**Task objective**
Would you return every entry below exactly as written, without its images?

**Extracted data**
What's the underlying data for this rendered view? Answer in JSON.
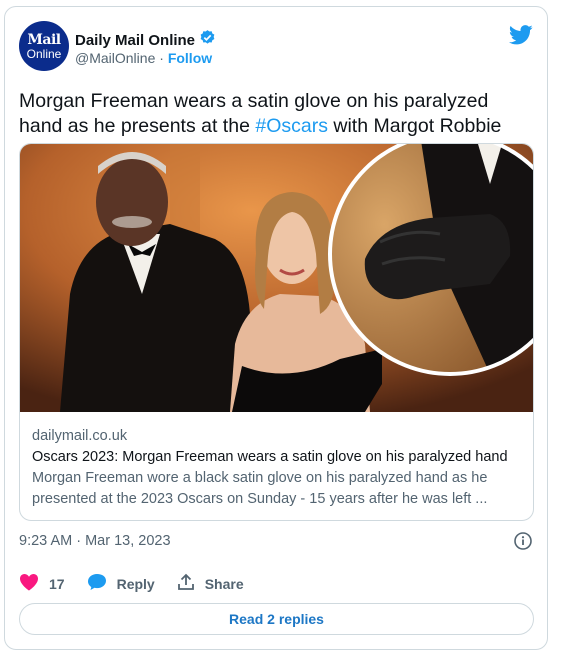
{
  "account": {
    "avatar_line1": "Mail",
    "avatar_line2": "Online",
    "name": "Daily Mail Online",
    "handle": "@MailOnline",
    "separator": "·",
    "follow_label": "Follow"
  },
  "tweet": {
    "text_before": "Morgan Freeman wears a satin glove on his paralyzed hand as he presents at the ",
    "hashtag": "#Oscars",
    "text_after": " with Margot Robbie"
  },
  "link_card": {
    "domain": "dailymail.co.uk",
    "title": "Oscars 2023: Morgan Freeman wears a satin glove on his paralyzed hand",
    "description": "Morgan Freeman wore a black satin glove on his paralyzed hand as he presented at the 2023 Oscars on Sunday - 15 years after he was left ..."
  },
  "timestamp": "9:23 AM · Mar 13, 2023",
  "actions": {
    "like_count": "17",
    "reply_label": "Reply",
    "share_label": "Share"
  },
  "read_replies_label": "Read 2 replies",
  "colors": {
    "accent": "#1d9bf0",
    "like": "#f91880",
    "avatar_bg": "#0b2c8c"
  },
  "icons": [
    "verified-badge-icon",
    "twitter-bird-icon",
    "info-icon",
    "heart-icon",
    "reply-bubble-icon",
    "share-icon"
  ]
}
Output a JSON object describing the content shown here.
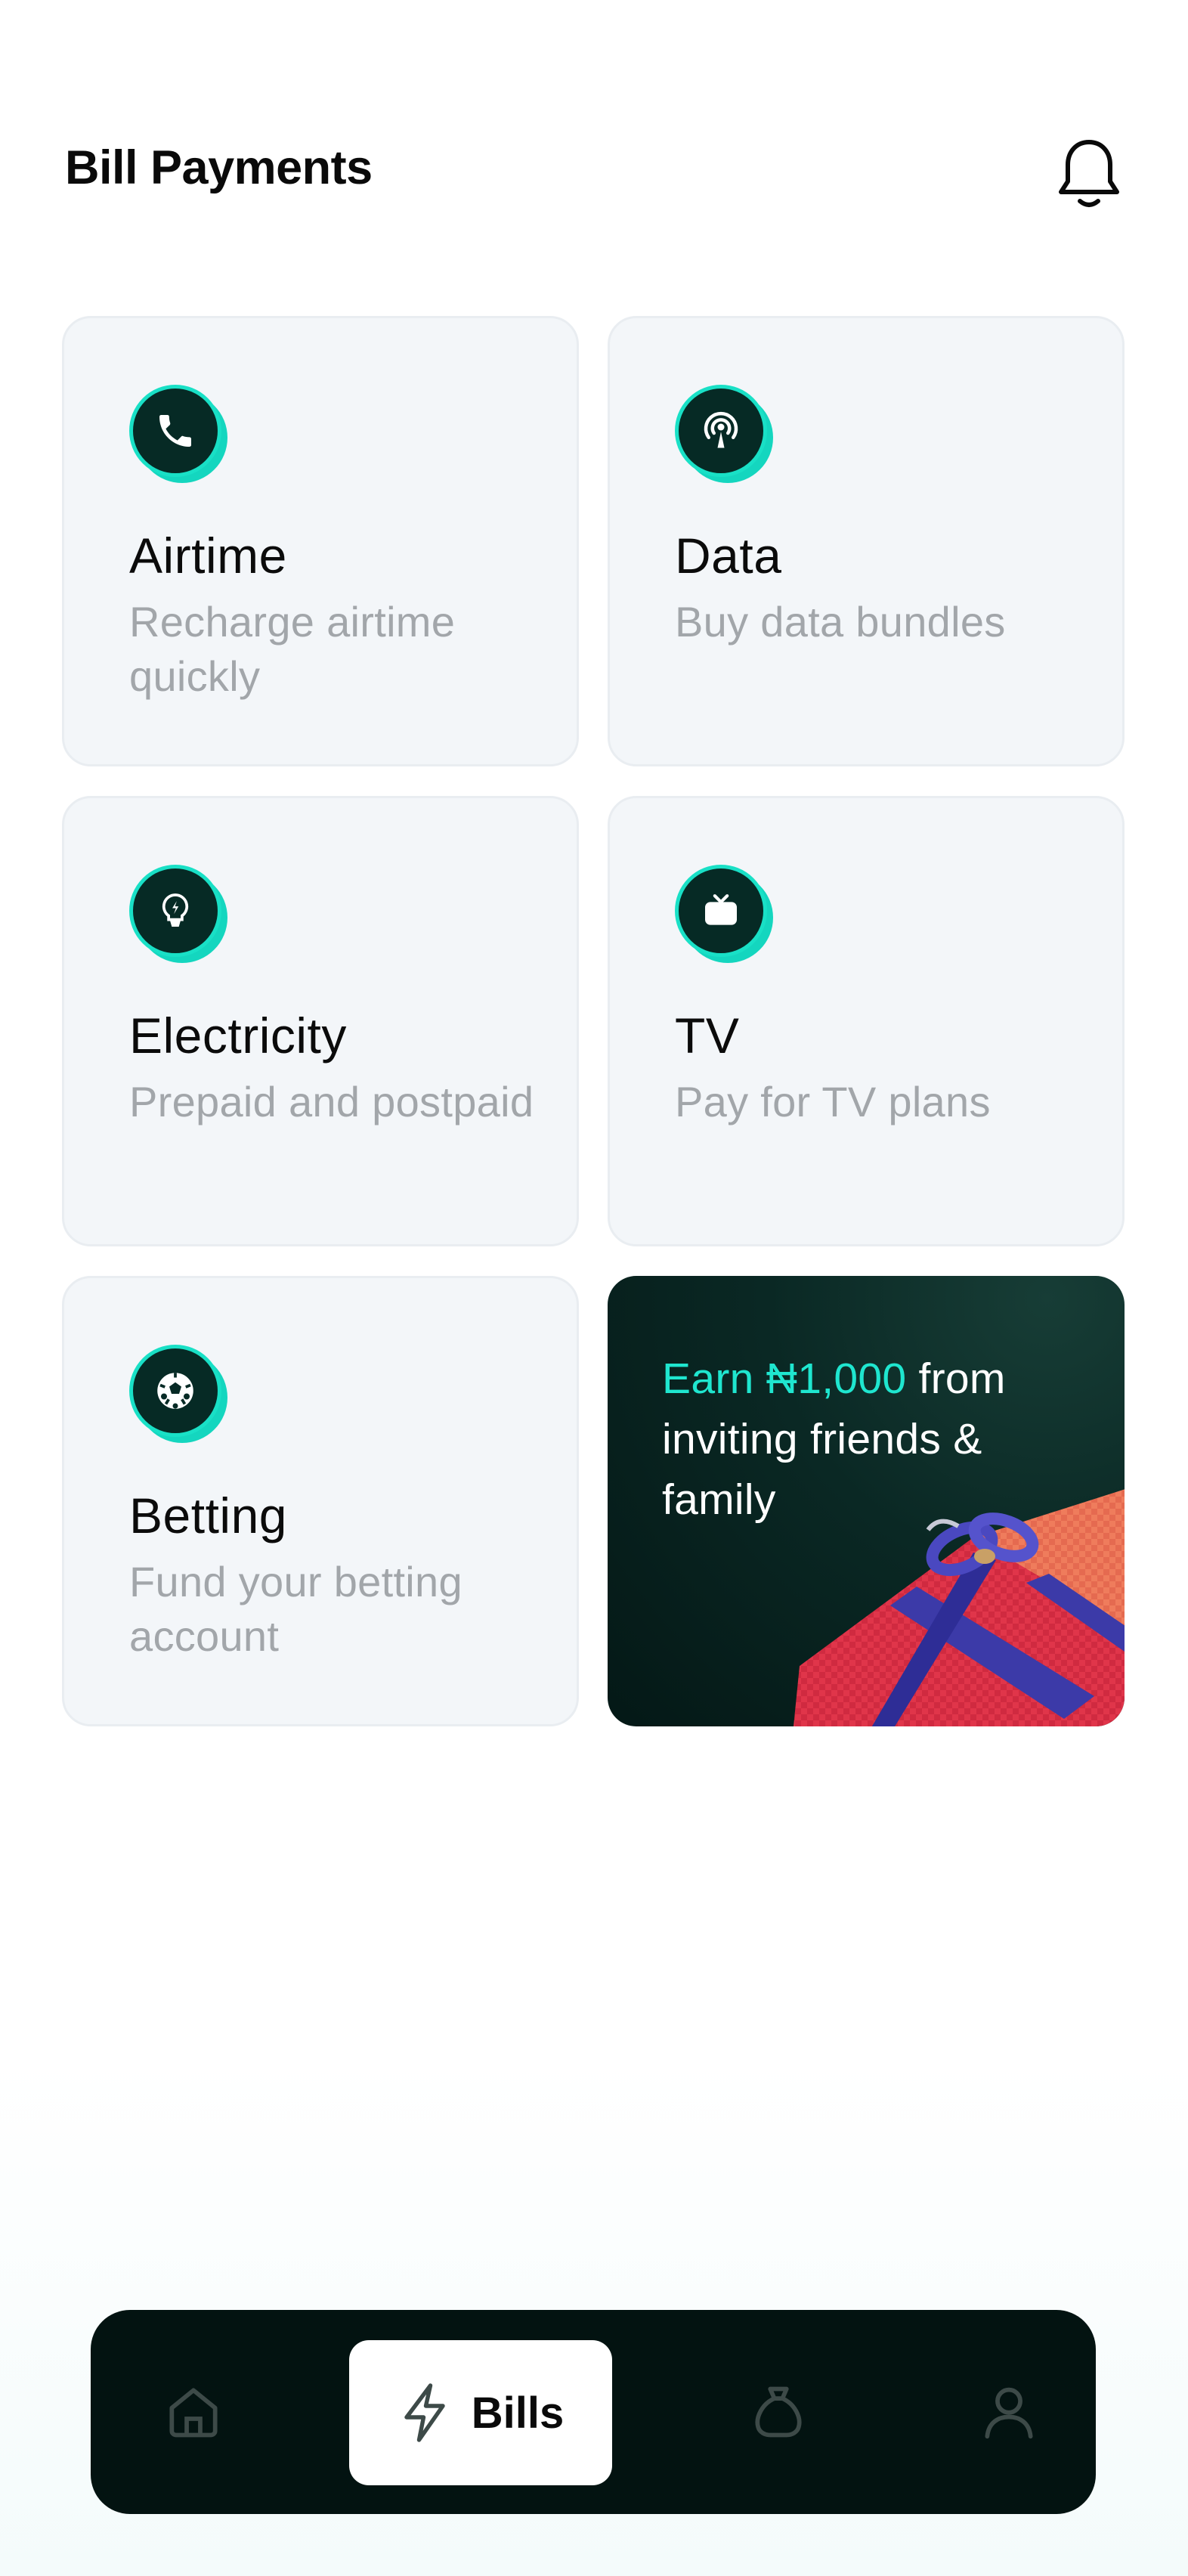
{
  "header": {
    "title": "Bill Payments"
  },
  "cards": [
    {
      "title": "Airtime",
      "desc": "Recharge airtime quickly",
      "icon": "phone-icon"
    },
    {
      "title": "Data",
      "desc": "Buy data bundles",
      "icon": "broadcast-icon"
    },
    {
      "title": "Electricity",
      "desc": "Prepaid and postpaid",
      "icon": "lightbulb-icon"
    },
    {
      "title": "TV",
      "desc": "Pay for TV plans",
      "icon": "tv-icon"
    },
    {
      "title": "Betting",
      "desc": "Fund your betting account",
      "icon": "football-icon"
    }
  ],
  "promo": {
    "highlight": "Earn ₦1,000",
    "rest": " from inviting friends & family"
  },
  "nav": {
    "items": [
      "home-icon",
      "bolt-icon",
      "money-bag-icon",
      "user-icon"
    ],
    "active_label": "Bills"
  },
  "colors": {
    "accent": "#1fe6cf",
    "dark": "#031311",
    "card_bg": "#f3f6f9",
    "muted_text": "#a2a6aa"
  }
}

**Output for this exercise**
What's the underlying data for this rendered view? Answer in JSON.
{
  "account": {
    "avatar_line1": "Mail",
    "avatar_line2": "Online",
    "name": "Daily Mail Online",
    "handle": "@MailOnline",
    "separator": "·",
    "follow_label": "Follow"
  },
  "tweet": {
    "text_before": "Morgan Freeman wears a satin glove on his paralyzed hand as he presents at the ",
    "hashtag": "#Oscars",
    "text_after": " with Margot Robbie"
  },
  "link_card": {
    "domain": "dailymail.co.uk",
    "title": "Oscars 2023: Morgan Freeman wears a satin glove on his paralyzed hand",
    "description": "Morgan Freeman wore a black satin glove on his paralyzed hand as he presented at the 2023 Oscars on Sunday - 15 years after he was left ..."
  },
  "timestamp": "9:23 AM · Mar 13, 2023",
  "actions": {
    "like_count": "17",
    "reply_label": "Reply",
    "share_label": "Share"
  },
  "read_replies_label": "Read 2 replies",
  "colors": {
    "accent": "#1d9bf0",
    "like": "#f91880",
    "avatar_bg": "#0b2c8c"
  },
  "icons": [
    "verified-badge-icon",
    "twitter-bird-icon",
    "info-icon",
    "heart-icon",
    "reply-bubble-icon",
    "share-icon"
  ]
}
Output a JSON object describing the content shown here.
{
  "header": {
    "title": "Bill Payments"
  },
  "cards": [
    {
      "title": "Airtime",
      "desc": "Recharge airtime quickly",
      "icon": "phone-icon"
    },
    {
      "title": "Data",
      "desc": "Buy data bundles",
      "icon": "broadcast-icon"
    },
    {
      "title": "Electricity",
      "desc": "Prepaid and postpaid",
      "icon": "lightbulb-icon"
    },
    {
      "title": "TV",
      "desc": "Pay for TV plans",
      "icon": "tv-icon"
    },
    {
      "title": "Betting",
      "desc": "Fund your betting account",
      "icon": "football-icon"
    }
  ],
  "promo": {
    "highlight": "Earn ₦1,000",
    "rest": " from inviting friends & family"
  },
  "nav": {
    "items": [
      "home-icon",
      "bolt-icon",
      "money-bag-icon",
      "user-icon"
    ],
    "active_label": "Bills"
  },
  "colors": {
    "accent": "#1fe6cf",
    "dark": "#031311",
    "card_bg": "#f3f6f9",
    "muted_text": "#a2a6aa"
  }
}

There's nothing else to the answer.